:: WHAT IS BEING ASKED ::
With images removed, return the whole listing exactly as written.

:: RECORDED DATA ::
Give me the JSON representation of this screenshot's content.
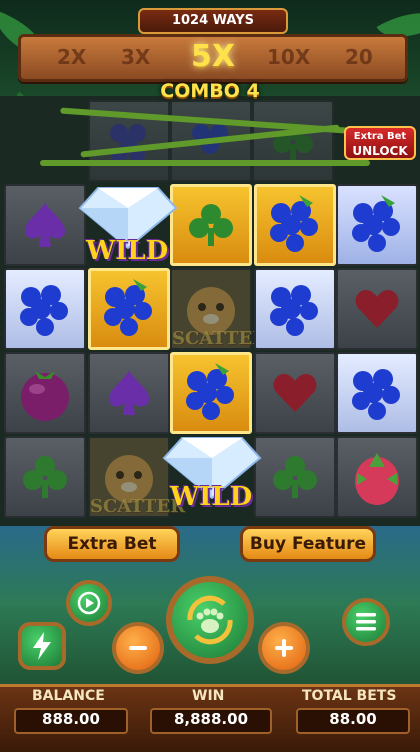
{
  "header": {
    "ways": "1024 WAYS",
    "multipliers": [
      "2X",
      "3X",
      "5X",
      "10X",
      "20"
    ],
    "active_multiplier_index": 2,
    "combo": "COMBO 4",
    "extra_bet_unlock": {
      "line1": "Extra Bet",
      "line2": "UNLOCK"
    }
  },
  "reels": {
    "grid": [
      [
        "spade",
        "club",
        "grape",
        "grape",
        "heart"
      ],
      [
        "grape",
        "grape",
        "scatter",
        "grape",
        "heart"
      ],
      [
        "mangosteen",
        "spade",
        "grape",
        "heart",
        "grape"
      ],
      [
        "club",
        "scatter",
        "grape",
        "club",
        "dragonfruit"
      ]
    ],
    "top_row": [
      "grape",
      "grape",
      "club"
    ],
    "wild_label": "WILD",
    "scatter_label": "SCATTER"
  },
  "buttons": {
    "extra_bet": "Extra Bet",
    "buy_feature": "Buy Feature"
  },
  "controls": {
    "autoplay_icon": "autoplay-icon",
    "turbo_icon": "lightning-icon",
    "spin_icon": "paw-spin-icon",
    "minus_icon": "minus-icon",
    "plus_icon": "plus-icon",
    "menu_icon": "menu-icon"
  },
  "info": {
    "balance_label": "BALANCE",
    "balance": "888.00",
    "win_label": "WIN",
    "win": "8,888.00",
    "total_bets_label": "TOTAL BETS",
    "total_bets": "88.00"
  }
}
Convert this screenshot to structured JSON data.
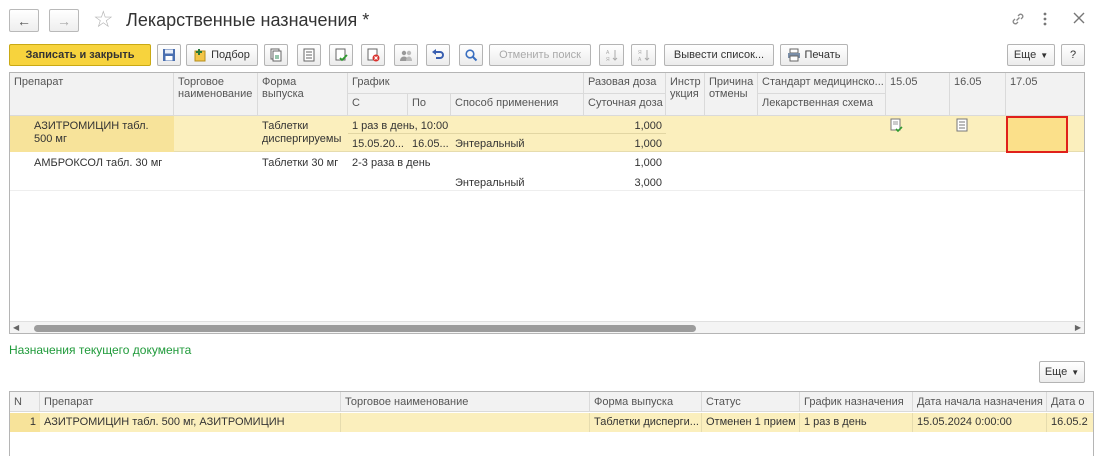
{
  "window": {
    "title": "Лекарственные назначения *"
  },
  "toolbar": {
    "save_close_label": "Записать и закрыть",
    "podbor_label": "Подбор",
    "cancel_search_label": "Отменить поиск",
    "output_list_label": "Вывести список...",
    "print_label": "Печать",
    "more_label": "Еще",
    "help_label": "?"
  },
  "main_table": {
    "headers": {
      "drug": "Препарат",
      "trade_name_1": "Торговое",
      "trade_name_2": "наименование",
      "form_1": "Форма",
      "form_2": "выпуска",
      "schedule": "График",
      "from": "С",
      "to": "По",
      "method": "Способ применения",
      "single_dose": "Разовая доза",
      "daily_dose": "Суточная доза",
      "instr_1": "Инстр",
      "instr_2": "укция",
      "reason_1": "Причина",
      "reason_2": "отмены",
      "standard": "Стандарт медицинско...",
      "scheme": "Лекарственная схема",
      "d1": "15.05",
      "d2": "16.05",
      "d3": "17.05"
    },
    "rows": [
      {
        "drug_1": "АЗИТРОМИЦИН табл.",
        "drug_2": "500 мг",
        "form_1": "Таблетки",
        "form_2": "диспергируемы",
        "schedule": "1 раз в день, 10:00",
        "from": "15.05.20...",
        "to": "16.05...",
        "method": "Энтеральный",
        "single_dose": "1,000",
        "daily_dose": "1,000"
      },
      {
        "drug_1": "АМБРОКСОЛ табл. 30 мг",
        "form_1": "Таблетки 30 мг",
        "schedule": "2-3 раза в день",
        "method": "Энтеральный",
        "single_dose": "1,000",
        "daily_dose": "3,000"
      }
    ]
  },
  "section_title": "Назначения текущего документа",
  "bottom_more_label": "Еще",
  "bottom_table": {
    "headers": [
      "N",
      "Препарат",
      "Торговое наименование",
      "Форма выпуска",
      "Статус",
      "График назначения",
      "Дата начала назначения",
      "Дата о"
    ],
    "row": {
      "n": "1",
      "drug": "АЗИТРОМИЦИН табл. 500 мг, АЗИТРОМИЦИН",
      "trade": "",
      "form": "Таблетки дисперги...",
      "status": "Отменен 1 прием",
      "schedule": "1 раз в день",
      "start": "15.05.2024 0:00:00",
      "end": "16.05.2"
    }
  },
  "colors": {
    "selected_row": "#fbefbd",
    "primary_button": "#f7d33d",
    "section_title": "#1f9a3a",
    "highlight_border": "#e0201a"
  }
}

:: REPLY TO THE TASK ::
Give me the JSON representation of this screenshot's content.
{
  "header": {
    "ways": "1024 WAYS",
    "multipliers": [
      "2X",
      "3X",
      "5X",
      "10X",
      "20"
    ],
    "active_multiplier_index": 2,
    "combo": "COMBO 4",
    "extra_bet_unlock": {
      "line1": "Extra Bet",
      "line2": "UNLOCK"
    }
  },
  "reels": {
    "grid": [
      [
        "spade",
        "club",
        "grape",
        "grape",
        "heart"
      ],
      [
        "grape",
        "grape",
        "scatter",
        "grape",
        "heart"
      ],
      [
        "mangosteen",
        "spade",
        "grape",
        "heart",
        "grape"
      ],
      [
        "club",
        "scatter",
        "grape",
        "club",
        "dragonfruit"
      ]
    ],
    "top_row": [
      "grape",
      "grape",
      "club"
    ],
    "wild_label": "WILD",
    "scatter_label": "SCATTER"
  },
  "buttons": {
    "extra_bet": "Extra Bet",
    "buy_feature": "Buy Feature"
  },
  "controls": {
    "autoplay_icon": "autoplay-icon",
    "turbo_icon": "lightning-icon",
    "spin_icon": "paw-spin-icon",
    "minus_icon": "minus-icon",
    "plus_icon": "plus-icon",
    "menu_icon": "menu-icon"
  },
  "info": {
    "balance_label": "BALANCE",
    "balance": "888.00",
    "win_label": "WIN",
    "win": "8,888.00",
    "total_bets_label": "TOTAL BETS",
    "total_bets": "88.00"
  }
}
Convert this screenshot to structured JSON data.
{
  "window": {
    "title": "Лекарственные назначения *"
  },
  "toolbar": {
    "save_close_label": "Записать и закрыть",
    "podbor_label": "Подбор",
    "cancel_search_label": "Отменить поиск",
    "output_list_label": "Вывести список...",
    "print_label": "Печать",
    "more_label": "Еще",
    "help_label": "?"
  },
  "main_table": {
    "headers": {
      "drug": "Препарат",
      "trade_name_1": "Торговое",
      "trade_name_2": "наименование",
      "form_1": "Форма",
      "form_2": "выпуска",
      "schedule": "График",
      "from": "С",
      "to": "По",
      "method": "Способ применения",
      "single_dose": "Разовая доза",
      "daily_dose": "Суточная доза",
      "instr_1": "Инстр",
      "instr_2": "укция",
      "reason_1": "Причина",
      "reason_2": "отмены",
      "standard": "Стандарт медицинско...",
      "scheme": "Лекарственная схема",
      "d1": "15.05",
      "d2": "16.05",
      "d3": "17.05"
    },
    "rows": [
      {
        "drug_1": "АЗИТРОМИЦИН табл.",
        "drug_2": "500 мг",
        "form_1": "Таблетки",
        "form_2": "диспергируемы",
        "schedule": "1 раз в день, 10:00",
        "from": "15.05.20...",
        "to": "16.05...",
        "method": "Энтеральный",
        "single_dose": "1,000",
        "daily_dose": "1,000"
      },
      {
        "drug_1": "АМБРОКСОЛ табл. 30 мг",
        "form_1": "Таблетки 30 мг",
        "schedule": "2-3 раза в день",
        "method": "Энтеральный",
        "single_dose": "1,000",
        "daily_dose": "3,000"
      }
    ]
  },
  "section_title": "Назначения текущего документа",
  "bottom_more_label": "Еще",
  "bottom_table": {
    "headers": [
      "N",
      "Препарат",
      "Торговое наименование",
      "Форма выпуска",
      "Статус",
      "График назначения",
      "Дата начала назначения",
      "Дата о"
    ],
    "row": {
      "n": "1",
      "drug": "АЗИТРОМИЦИН табл. 500 мг, АЗИТРОМИЦИН",
      "trade": "",
      "form": "Таблетки дисперги...",
      "status": "Отменен 1 прием",
      "schedule": "1 раз в день",
      "start": "15.05.2024 0:00:00",
      "end": "16.05.2"
    }
  },
  "colors": {
    "selected_row": "#fbefbd",
    "primary_button": "#f7d33d",
    "section_title": "#1f9a3a",
    "highlight_border": "#e0201a"
  }
}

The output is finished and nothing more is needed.